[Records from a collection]
Content starts

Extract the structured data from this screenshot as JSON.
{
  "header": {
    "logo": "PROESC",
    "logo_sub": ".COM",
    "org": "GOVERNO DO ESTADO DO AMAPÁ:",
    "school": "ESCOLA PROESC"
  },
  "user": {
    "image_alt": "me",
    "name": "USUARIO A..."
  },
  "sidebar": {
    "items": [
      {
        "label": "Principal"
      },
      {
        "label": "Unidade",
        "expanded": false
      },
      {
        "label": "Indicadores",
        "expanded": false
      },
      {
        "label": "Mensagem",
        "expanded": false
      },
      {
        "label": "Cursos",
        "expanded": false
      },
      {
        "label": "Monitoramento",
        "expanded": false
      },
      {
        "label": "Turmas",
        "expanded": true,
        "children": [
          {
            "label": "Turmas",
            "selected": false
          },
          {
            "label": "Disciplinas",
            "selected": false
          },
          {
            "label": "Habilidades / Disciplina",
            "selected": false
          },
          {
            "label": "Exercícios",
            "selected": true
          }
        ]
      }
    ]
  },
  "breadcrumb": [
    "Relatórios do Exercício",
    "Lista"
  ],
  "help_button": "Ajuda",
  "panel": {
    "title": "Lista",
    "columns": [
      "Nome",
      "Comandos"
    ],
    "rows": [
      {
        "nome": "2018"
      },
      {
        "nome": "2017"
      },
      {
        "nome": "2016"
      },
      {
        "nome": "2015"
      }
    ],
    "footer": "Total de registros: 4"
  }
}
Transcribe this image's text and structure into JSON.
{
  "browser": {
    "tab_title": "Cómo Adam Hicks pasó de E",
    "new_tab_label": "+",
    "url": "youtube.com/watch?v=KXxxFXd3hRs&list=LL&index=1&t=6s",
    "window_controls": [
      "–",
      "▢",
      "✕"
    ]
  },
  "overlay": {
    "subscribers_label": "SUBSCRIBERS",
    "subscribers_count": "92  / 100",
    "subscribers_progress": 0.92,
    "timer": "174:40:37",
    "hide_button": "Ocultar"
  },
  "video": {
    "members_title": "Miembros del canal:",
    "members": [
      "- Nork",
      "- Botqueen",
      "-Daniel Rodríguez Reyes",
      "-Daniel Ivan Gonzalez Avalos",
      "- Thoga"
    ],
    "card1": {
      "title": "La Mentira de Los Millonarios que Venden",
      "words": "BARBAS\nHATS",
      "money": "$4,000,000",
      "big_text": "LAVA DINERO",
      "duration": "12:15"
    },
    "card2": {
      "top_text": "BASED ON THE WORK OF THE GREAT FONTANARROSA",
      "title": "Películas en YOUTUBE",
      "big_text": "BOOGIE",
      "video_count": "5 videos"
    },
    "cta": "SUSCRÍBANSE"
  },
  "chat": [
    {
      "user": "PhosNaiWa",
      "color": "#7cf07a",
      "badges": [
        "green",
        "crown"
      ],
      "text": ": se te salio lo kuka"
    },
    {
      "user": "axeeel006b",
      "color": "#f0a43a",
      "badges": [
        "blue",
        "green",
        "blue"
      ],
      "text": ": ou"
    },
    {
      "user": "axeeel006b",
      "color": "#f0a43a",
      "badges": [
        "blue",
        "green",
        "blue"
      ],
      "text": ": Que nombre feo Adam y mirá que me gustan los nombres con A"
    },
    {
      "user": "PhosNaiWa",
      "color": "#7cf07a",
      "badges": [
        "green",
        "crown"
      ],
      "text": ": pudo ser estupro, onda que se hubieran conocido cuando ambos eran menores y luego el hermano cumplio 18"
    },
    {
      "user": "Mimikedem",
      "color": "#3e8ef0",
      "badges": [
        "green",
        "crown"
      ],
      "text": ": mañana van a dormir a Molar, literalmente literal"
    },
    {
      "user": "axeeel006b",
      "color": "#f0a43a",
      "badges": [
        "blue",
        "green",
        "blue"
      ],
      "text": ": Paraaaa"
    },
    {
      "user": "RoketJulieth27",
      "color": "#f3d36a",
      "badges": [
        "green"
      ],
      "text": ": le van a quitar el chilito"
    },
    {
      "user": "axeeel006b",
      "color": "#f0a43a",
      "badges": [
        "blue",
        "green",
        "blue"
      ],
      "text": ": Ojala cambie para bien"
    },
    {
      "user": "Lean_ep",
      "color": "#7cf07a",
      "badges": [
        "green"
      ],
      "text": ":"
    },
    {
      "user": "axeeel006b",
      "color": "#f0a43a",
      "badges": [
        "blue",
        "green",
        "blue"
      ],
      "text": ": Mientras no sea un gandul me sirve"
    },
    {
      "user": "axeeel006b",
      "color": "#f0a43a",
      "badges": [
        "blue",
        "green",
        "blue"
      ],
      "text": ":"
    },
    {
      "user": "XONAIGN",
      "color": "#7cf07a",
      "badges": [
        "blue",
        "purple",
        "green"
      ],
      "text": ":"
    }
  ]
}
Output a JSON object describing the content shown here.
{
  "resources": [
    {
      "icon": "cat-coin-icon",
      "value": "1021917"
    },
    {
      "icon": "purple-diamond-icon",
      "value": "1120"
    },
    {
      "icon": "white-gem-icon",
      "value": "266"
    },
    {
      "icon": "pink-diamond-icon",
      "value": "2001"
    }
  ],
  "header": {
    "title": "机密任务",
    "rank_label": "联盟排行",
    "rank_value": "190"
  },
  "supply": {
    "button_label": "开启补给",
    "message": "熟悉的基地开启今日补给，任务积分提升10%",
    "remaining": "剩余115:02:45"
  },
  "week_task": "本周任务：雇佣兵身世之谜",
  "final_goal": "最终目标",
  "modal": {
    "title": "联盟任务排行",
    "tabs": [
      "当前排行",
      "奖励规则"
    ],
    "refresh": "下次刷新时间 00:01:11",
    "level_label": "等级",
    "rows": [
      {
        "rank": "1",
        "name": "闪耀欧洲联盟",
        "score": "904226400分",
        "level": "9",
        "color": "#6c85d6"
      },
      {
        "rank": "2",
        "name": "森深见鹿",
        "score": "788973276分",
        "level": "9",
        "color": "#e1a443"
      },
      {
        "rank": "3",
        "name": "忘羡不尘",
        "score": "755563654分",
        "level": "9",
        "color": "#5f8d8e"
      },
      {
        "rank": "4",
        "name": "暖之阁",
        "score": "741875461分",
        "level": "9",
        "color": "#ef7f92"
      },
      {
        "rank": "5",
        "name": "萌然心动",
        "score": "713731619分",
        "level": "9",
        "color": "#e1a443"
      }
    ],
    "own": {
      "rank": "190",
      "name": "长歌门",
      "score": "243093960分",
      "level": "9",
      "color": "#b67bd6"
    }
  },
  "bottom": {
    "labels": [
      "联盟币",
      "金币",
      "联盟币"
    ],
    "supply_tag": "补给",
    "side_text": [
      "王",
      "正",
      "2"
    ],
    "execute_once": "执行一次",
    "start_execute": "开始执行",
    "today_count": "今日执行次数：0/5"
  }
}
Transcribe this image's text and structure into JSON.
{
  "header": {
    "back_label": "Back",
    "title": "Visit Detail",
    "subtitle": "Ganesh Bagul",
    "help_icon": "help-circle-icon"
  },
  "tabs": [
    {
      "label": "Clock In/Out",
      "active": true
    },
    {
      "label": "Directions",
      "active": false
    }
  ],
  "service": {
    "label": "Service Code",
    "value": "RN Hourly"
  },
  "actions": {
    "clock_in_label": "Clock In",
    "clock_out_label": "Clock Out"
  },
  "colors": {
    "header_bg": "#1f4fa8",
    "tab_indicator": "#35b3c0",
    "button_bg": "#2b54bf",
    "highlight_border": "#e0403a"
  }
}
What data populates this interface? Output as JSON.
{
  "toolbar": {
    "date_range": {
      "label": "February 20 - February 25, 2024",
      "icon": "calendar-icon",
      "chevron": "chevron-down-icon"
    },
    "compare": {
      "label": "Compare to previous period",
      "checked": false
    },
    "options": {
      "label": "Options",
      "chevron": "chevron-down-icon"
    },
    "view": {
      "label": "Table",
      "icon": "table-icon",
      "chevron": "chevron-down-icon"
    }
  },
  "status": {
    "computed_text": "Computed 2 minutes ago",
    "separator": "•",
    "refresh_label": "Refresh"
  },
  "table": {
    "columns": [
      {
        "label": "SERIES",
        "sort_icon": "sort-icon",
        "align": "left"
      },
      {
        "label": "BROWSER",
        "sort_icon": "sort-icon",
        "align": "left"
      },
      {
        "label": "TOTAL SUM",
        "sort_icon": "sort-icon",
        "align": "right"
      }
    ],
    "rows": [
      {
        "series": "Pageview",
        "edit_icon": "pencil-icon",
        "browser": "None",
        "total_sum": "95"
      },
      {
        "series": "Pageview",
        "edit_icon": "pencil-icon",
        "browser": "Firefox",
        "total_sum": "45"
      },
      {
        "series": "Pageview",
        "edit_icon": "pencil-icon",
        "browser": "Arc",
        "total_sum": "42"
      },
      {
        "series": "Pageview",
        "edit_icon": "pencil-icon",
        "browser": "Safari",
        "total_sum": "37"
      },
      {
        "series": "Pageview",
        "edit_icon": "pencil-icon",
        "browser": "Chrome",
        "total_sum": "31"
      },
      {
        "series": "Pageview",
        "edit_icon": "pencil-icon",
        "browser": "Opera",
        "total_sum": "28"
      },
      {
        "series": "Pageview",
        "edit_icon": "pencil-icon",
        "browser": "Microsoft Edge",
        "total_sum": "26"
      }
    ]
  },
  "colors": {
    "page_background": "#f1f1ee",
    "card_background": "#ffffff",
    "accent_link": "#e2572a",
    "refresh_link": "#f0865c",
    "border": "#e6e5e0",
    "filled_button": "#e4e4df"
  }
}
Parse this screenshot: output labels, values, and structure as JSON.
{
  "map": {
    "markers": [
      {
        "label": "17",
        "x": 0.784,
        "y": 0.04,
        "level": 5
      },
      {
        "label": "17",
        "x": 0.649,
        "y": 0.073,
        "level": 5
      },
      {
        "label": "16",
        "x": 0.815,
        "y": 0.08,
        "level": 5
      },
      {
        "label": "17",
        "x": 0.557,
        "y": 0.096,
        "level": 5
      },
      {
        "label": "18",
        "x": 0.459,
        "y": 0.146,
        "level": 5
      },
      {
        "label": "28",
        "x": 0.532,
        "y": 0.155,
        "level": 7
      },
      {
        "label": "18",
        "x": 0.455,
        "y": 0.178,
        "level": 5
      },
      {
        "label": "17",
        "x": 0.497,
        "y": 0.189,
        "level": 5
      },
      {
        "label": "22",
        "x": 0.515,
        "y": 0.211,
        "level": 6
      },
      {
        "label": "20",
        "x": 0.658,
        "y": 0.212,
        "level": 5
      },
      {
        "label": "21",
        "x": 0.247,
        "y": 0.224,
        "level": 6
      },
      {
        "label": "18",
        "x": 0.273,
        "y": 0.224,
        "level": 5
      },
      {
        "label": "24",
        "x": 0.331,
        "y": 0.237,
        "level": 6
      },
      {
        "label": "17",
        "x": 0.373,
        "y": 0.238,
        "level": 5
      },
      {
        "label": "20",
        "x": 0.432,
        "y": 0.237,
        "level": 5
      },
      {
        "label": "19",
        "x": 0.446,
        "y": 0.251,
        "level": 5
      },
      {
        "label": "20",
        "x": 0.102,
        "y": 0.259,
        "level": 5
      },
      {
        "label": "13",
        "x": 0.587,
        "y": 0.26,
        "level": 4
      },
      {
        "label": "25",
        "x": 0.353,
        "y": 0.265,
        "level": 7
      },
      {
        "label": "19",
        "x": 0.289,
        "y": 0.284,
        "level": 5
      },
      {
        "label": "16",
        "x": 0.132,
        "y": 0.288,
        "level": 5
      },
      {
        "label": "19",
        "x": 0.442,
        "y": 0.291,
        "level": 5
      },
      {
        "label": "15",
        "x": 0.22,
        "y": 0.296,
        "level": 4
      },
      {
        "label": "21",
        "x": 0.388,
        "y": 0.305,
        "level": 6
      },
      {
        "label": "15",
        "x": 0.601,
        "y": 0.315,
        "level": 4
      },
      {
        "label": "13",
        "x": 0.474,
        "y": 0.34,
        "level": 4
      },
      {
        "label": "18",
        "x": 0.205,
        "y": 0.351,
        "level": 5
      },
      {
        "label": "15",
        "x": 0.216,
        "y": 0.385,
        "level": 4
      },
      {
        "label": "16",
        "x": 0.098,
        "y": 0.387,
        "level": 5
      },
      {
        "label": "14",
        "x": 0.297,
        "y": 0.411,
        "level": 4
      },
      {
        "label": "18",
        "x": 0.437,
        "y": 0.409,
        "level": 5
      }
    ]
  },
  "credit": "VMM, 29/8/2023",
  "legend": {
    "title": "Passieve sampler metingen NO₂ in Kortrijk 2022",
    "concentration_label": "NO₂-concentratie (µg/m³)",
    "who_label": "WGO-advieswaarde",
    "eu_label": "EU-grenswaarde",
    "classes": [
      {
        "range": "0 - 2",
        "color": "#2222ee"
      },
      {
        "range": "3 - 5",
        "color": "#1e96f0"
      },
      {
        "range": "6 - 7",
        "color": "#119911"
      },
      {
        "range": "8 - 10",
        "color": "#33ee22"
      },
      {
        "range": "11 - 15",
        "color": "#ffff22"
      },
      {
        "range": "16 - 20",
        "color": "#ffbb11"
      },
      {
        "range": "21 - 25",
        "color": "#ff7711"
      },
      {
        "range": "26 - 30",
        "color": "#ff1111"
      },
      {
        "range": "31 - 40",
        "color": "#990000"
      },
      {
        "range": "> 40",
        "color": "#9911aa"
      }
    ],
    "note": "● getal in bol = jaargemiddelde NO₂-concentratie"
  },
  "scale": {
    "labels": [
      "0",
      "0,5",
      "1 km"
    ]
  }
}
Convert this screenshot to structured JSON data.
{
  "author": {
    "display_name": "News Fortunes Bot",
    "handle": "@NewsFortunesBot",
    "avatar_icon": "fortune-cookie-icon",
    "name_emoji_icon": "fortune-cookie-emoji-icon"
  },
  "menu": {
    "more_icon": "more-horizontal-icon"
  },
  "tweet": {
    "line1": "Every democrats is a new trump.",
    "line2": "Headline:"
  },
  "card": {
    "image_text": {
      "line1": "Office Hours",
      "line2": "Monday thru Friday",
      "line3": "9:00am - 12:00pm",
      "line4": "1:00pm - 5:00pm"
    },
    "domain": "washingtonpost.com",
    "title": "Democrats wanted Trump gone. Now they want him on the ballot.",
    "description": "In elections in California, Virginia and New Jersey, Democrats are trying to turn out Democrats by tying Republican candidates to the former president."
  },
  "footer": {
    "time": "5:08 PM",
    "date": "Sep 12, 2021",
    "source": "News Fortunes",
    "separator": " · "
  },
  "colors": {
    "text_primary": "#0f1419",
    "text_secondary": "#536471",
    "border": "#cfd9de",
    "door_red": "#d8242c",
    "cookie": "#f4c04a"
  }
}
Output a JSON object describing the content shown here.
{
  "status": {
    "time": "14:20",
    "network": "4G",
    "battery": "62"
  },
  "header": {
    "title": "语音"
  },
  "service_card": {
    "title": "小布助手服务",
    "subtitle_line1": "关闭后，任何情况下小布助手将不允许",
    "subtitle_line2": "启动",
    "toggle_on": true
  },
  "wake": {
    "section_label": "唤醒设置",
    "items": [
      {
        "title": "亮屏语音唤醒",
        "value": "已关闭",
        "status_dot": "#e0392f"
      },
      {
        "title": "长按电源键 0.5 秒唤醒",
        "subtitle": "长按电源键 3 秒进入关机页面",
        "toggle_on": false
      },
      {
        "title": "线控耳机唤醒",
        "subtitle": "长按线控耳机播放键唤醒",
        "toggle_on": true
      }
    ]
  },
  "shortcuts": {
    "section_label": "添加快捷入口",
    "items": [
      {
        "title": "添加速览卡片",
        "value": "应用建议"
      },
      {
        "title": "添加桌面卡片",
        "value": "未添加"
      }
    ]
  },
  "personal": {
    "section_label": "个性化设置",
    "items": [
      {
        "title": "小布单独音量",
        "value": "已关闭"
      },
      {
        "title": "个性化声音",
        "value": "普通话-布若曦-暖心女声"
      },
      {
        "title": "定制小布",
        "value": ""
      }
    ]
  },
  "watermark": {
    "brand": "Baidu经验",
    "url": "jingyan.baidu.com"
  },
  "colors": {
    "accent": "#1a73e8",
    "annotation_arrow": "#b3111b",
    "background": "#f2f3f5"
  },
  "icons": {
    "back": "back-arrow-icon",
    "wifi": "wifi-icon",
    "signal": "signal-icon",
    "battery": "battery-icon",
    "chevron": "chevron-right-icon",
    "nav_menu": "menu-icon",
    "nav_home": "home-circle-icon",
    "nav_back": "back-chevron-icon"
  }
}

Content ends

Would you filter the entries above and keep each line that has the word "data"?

Extract the structured data from this screenshot as JSON.
What data populates this interface? Output as JSON.
Convert this screenshot to structured JSON data.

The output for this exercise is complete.